WHAT THE TASK ASKS :: The records below should be written out again, exactly.

[Interface dataset entries]
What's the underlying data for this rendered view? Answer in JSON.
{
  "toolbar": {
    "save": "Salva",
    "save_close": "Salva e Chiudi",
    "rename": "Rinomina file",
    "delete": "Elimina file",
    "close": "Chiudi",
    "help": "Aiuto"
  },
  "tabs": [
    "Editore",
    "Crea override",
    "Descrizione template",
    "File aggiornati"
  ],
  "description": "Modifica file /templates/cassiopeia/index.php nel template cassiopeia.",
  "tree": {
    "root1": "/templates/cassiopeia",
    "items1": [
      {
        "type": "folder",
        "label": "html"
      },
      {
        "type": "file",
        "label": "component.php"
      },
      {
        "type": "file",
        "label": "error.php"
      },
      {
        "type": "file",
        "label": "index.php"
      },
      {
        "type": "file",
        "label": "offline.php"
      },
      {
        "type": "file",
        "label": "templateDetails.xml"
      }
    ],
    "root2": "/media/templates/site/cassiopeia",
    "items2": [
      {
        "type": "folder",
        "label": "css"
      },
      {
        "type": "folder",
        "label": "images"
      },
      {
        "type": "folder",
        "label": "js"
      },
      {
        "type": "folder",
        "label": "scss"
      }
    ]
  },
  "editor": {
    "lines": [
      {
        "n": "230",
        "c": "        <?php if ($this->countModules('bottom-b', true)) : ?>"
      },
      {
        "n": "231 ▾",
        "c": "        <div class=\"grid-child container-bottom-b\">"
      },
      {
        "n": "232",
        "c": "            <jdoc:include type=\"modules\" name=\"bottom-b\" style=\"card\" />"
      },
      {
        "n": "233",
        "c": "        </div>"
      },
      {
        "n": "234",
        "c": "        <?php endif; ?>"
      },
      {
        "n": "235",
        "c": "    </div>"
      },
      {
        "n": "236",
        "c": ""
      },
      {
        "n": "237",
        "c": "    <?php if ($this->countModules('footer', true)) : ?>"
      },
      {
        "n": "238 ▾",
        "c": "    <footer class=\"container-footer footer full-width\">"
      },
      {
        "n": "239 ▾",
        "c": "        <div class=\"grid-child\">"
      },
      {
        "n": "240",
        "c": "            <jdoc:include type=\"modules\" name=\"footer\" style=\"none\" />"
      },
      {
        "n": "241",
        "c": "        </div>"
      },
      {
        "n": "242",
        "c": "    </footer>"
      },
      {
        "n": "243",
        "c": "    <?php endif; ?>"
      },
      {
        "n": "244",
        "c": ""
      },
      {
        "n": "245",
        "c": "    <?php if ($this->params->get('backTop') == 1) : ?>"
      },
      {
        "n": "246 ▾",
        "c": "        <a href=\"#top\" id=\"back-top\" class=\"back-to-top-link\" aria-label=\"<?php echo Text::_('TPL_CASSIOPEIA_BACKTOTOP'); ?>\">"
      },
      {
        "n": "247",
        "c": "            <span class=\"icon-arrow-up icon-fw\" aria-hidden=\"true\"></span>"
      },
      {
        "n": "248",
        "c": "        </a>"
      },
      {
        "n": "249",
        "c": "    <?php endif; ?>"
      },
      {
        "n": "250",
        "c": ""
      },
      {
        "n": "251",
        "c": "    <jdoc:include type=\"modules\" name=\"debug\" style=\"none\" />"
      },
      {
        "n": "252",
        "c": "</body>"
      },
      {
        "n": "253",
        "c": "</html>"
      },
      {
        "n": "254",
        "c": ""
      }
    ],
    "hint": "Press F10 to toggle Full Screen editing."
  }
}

WORKED SOLUTION ::
What's the underlying data for this rendered view? Answer in JSON.
{
  "toolbar": {
    "save": "Salva",
    "save_close": "Salva e Chiudi",
    "rename": "Rinomina file",
    "delete": "Elimina file",
    "close": "Chiudi",
    "help": "Aiuto"
  },
  "tabs": [
    "Editore",
    "Crea override",
    "Descrizione template",
    "File aggiornati"
  ],
  "description": "Modifica file /templates/cassiopeia/index.php nel template cassiopeia.",
  "tree": {
    "root1": "/templates/cassiopeia",
    "items1": [
      {
        "type": "folder",
        "label": "html"
      },
      {
        "type": "file",
        "label": "component.php"
      },
      {
        "type": "file",
        "label": "error.php"
      },
      {
        "type": "file",
        "label": "index.php"
      },
      {
        "type": "file",
        "label": "offline.php"
      },
      {
        "type": "file",
        "label": "templateDetails.xml"
      }
    ],
    "root2": "/media/templates/site/cassiopeia",
    "items2": [
      {
        "type": "folder",
        "label": "css"
      },
      {
        "type": "folder",
        "label": "images"
      },
      {
        "type": "folder",
        "label": "js"
      },
      {
        "type": "folder",
        "label": "scss"
      }
    ]
  },
  "editor": {
    "lines": [
      {
        "n": "230",
        "c": "        <?php if ($this->countModules('bottom-b', true)) : ?>"
      },
      {
        "n": "231 ▾",
        "c": "        <div class=\"grid-child container-bottom-b\">"
      },
      {
        "n": "232",
        "c": "            <jdoc:include type=\"modules\" name=\"bottom-b\" style=\"card\" />"
      },
      {
        "n": "233",
        "c": "        </div>"
      },
      {
        "n": "234",
        "c": "        <?php endif; ?>"
      },
      {
        "n": "235",
        "c": "    </div>"
      },
      {
        "n": "236",
        "c": ""
      },
      {
        "n": "237",
        "c": "    <?php if ($this->countModules('footer', true)) : ?>"
      },
      {
        "n": "238 ▾",
        "c": "    <footer class=\"container-footer footer full-width\">"
      },
      {
        "n": "239 ▾",
        "c": "        <div class=\"grid-child\">"
      },
      {
        "n": "240",
        "c": "            <jdoc:include type=\"modules\" name=\"footer\" style=\"none\" />"
      },
      {
        "n": "241",
        "c": "        </div>"
      },
      {
        "n": "242",
        "c": "    </footer>"
      },
      {
        "n": "243",
        "c": "    <?php endif; ?>"
      },
      {
        "n": "244",
        "c": ""
      },
      {
        "n": "245",
        "c": "    <?php if ($this->params->get('backTop') == 1) : ?>"
      },
      {
        "n": "246 ▾",
        "c": "        <a href=\"#top\" id=\"back-top\" class=\"back-to-top-link\" aria-label=\"<?php echo Text::_('TPL_CASSIOPEIA_BACKTOTOP'); ?>\">"
      },
      {
        "n": "247",
        "c": "            <span class=\"icon-arrow-up icon-fw\" aria-hidden=\"true\"></span>"
      },
      {
        "n": "248",
        "c": "        </a>"
      },
      {
        "n": "249",
        "c": "    <?php endif; ?>"
      },
      {
        "n": "250",
        "c": ""
      },
      {
        "n": "251",
        "c": "    <jdoc:include type=\"modules\" name=\"debug\" style=\"none\" />"
      },
      {
        "n": "252",
        "c": "</body>"
      },
      {
        "n": "253",
        "c": "</html>"
      },
      {
        "n": "254",
        "c": ""
      }
    ],
    "hint": "Press F10 to toggle Full Screen editing."
  }
}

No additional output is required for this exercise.